Here’s What Mental Health Looks Like for Communities of Color

Here’s What Mental Health Looks Like for Communities of Color

I never talked about anything I was going through, even when I clearly was in a poor mental health state. I wouldn’t sleep at night, I couldn’t eat or hold down food, I felt like something was eating away at me, and everyday I would scratch away at my arm to relieve my stress, until I tore so much of my skin away I bled. But I never said anything. I was Asian, and cultural speaking, these weren’t things we talked about. I was stressed because I felt like I wasn’t achieving enough of what my family expected of me, and I thought the remedy was to work harder and accomplish more, and all this stress would go away.

I thought I was alone in my suffer and it was my personal weakness, but actually I wasn’t so rare. According to Mental Health America, cultural pressures contribute to low self-esteem among Asian-American women, and often maintain silence, not just fearing stigma for themselves, but their families even more so.

A comprehensive survey done by the Surgeon General in 2001 on the intersections of race, culture and mental health revealed that minorities face cultural barriers that prevent them from seeking counseling. Also, that minorities have less access to mental health services, often receive poorer treatment and are underrepresented in mental health research. But we cannot group these issues as a minority problem. Every ethnic community suffers from different challenges when approaching mental health.

In the African-American community, teenagers are more likely to attempt suicide than Caucasian teenagers and African Americans are 20% more likely to report having serious psychological distress than Non-Hispanic Whites. Yet many barriers face the African-Americans, including stigmas that that see depression as “personal weakness” and feelings high levels of denial and shame that prevent people from seeking help. In addition, African-Americans have very few psychologists they can identify with, for in 1998, only 2% of psychiatrists, 2% of psychologists and 4% of social workers, and recent statistics revealed only 1% of psychology doctorate degrees were awarded to black males in 2013.

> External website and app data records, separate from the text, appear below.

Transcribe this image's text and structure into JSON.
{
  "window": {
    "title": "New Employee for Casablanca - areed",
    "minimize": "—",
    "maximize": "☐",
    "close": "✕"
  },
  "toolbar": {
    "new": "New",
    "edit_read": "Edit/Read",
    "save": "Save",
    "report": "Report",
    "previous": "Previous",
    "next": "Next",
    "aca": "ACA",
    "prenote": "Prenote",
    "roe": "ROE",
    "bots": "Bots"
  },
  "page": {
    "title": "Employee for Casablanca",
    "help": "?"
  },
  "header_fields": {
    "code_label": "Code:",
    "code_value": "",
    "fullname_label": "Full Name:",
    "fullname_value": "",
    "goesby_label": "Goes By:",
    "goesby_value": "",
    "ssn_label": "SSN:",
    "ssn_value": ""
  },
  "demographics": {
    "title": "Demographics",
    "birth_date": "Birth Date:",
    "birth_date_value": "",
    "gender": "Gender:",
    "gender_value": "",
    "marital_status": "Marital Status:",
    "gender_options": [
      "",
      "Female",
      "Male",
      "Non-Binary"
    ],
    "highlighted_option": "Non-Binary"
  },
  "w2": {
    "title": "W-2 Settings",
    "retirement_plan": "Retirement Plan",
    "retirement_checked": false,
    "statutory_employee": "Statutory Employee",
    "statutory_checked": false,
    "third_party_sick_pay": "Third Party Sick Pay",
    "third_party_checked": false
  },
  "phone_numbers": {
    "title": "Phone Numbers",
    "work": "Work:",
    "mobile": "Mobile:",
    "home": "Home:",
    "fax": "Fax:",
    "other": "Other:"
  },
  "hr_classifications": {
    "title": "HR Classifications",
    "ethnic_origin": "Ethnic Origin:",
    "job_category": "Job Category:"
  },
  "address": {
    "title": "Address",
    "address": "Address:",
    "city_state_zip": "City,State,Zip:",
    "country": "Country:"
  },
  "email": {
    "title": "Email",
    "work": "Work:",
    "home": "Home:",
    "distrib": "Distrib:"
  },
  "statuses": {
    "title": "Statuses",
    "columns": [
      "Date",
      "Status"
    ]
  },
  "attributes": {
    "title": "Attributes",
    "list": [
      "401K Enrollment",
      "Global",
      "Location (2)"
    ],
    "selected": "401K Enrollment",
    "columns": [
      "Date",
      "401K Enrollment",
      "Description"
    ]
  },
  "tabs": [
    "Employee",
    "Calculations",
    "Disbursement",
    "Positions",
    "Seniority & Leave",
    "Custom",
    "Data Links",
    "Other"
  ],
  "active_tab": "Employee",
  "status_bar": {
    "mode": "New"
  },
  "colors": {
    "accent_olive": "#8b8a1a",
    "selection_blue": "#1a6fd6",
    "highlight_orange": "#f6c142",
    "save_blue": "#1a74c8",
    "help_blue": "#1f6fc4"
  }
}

A similar struggle is faced by the Latin@ community. Just 1% of psychologists identified themselves as Latin@, and this inability to identify with psychologists can be a factor in why ethnic minorities don’t seek help and but other alternatives instead.

One of the most concerning communities that is to some degree, relatively ignored, is the Native American population. Rates of alcohol-related deaths are much higher than average for the general population, and suicides rates are 1.5 times the national rate. Yet no comprehensive or wide scale study has been done on the Native American community despite the high rates of mental illness and clear mental health needs.

Every race is affected by mental health differently, and differences can even be found in smaller groups within ethnic communities. Campaigns and efforts to de-stigmatize mental health treatment and help cannot be one size fits all, but need to address the cultural barriers so many people in this country face. Expansion of cultural competency trainings not just within those in the mental health peers, but with school administrators, employers and community leaders can help bring down the blockades that stand in front of so many ethnic minorities.

Cover image courtesy of Shutterstock.